Assigned task >>
Copy every line of the records below that holds the word "JSON".

Data excerpts >>
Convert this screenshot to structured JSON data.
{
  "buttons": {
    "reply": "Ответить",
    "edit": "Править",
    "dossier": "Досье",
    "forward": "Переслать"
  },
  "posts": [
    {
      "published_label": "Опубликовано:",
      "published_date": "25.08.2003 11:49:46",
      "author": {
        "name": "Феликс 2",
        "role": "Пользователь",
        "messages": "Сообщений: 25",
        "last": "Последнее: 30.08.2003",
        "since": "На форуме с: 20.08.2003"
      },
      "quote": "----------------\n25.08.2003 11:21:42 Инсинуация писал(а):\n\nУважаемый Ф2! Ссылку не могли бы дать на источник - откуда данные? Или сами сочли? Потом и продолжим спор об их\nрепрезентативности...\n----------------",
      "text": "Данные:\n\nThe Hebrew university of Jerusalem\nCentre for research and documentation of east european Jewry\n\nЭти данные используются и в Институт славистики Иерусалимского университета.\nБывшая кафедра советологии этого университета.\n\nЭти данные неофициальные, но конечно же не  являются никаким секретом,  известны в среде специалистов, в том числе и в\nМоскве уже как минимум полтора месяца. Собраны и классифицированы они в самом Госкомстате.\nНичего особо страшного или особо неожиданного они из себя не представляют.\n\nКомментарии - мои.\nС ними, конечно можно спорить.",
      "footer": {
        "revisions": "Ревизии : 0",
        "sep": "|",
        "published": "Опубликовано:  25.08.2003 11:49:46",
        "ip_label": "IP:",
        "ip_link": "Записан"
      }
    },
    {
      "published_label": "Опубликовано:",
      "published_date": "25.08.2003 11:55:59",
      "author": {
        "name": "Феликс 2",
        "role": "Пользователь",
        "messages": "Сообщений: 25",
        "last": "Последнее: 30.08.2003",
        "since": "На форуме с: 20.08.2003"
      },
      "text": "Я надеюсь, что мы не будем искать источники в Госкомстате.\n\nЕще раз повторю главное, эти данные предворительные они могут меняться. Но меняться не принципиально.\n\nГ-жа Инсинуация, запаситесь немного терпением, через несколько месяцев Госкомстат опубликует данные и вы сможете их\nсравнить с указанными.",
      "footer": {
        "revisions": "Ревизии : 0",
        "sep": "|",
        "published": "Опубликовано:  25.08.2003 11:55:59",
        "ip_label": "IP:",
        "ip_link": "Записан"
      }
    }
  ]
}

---

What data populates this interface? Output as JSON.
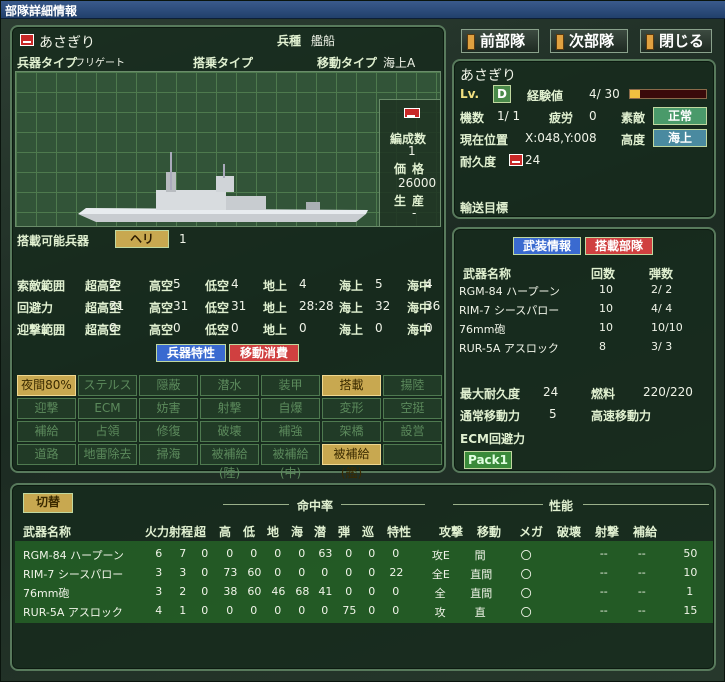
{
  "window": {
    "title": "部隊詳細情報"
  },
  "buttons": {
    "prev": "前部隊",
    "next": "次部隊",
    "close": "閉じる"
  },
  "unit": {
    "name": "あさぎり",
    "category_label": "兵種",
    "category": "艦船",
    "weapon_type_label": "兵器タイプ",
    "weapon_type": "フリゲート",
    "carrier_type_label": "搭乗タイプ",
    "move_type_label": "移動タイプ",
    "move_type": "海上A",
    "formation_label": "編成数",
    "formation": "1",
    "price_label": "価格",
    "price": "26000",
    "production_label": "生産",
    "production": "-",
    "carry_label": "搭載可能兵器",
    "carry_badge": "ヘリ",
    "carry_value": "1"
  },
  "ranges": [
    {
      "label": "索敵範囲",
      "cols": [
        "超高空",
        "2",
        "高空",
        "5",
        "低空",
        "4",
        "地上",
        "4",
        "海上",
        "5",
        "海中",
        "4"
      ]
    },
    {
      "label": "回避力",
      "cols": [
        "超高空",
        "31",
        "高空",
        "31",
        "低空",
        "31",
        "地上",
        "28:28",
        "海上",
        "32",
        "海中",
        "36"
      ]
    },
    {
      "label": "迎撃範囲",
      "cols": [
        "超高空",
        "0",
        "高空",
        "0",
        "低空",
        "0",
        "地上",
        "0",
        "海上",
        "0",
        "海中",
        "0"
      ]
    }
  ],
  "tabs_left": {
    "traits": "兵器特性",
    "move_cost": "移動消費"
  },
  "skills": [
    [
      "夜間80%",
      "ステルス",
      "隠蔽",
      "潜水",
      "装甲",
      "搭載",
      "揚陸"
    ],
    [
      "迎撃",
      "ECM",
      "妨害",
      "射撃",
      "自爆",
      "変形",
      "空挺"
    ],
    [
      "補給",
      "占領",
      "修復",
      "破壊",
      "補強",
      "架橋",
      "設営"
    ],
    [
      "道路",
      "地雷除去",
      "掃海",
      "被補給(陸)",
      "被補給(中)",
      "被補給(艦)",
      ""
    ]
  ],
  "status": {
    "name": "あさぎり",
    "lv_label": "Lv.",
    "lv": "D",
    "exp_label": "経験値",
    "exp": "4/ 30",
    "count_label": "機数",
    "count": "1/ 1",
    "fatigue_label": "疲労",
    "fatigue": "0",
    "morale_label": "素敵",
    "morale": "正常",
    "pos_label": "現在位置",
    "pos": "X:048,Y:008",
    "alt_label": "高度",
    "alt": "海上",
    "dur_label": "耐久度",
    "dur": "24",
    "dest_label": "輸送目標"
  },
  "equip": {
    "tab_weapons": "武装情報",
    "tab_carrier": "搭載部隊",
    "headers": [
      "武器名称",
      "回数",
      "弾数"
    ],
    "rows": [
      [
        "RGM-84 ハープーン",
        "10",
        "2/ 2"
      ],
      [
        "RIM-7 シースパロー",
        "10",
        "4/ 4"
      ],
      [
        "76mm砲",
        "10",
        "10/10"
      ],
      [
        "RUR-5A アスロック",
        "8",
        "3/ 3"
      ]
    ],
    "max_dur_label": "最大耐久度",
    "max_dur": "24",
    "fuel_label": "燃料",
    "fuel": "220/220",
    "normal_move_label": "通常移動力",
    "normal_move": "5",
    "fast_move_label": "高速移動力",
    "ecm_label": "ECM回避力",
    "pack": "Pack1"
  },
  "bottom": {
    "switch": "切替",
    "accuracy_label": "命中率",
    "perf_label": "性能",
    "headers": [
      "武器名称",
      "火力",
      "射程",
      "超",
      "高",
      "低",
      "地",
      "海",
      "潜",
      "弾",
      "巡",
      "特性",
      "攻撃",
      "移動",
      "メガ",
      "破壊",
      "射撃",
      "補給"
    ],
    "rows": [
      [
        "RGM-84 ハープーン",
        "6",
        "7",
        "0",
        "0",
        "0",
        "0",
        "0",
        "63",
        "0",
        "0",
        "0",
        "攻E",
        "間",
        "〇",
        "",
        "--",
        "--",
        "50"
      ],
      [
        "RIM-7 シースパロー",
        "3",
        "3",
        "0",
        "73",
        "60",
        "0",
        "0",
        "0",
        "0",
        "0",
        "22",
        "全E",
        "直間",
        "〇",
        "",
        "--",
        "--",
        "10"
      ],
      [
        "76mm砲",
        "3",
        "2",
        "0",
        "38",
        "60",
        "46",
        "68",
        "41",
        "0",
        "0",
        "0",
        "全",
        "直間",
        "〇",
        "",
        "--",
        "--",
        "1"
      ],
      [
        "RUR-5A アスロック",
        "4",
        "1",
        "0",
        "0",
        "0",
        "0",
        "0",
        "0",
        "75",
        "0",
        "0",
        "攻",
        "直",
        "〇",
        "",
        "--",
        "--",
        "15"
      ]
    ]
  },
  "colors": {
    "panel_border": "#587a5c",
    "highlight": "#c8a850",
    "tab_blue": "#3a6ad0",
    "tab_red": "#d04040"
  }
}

Response >>
Convert this screenshot to structured JSON data.
What data populates this interface? Output as JSON.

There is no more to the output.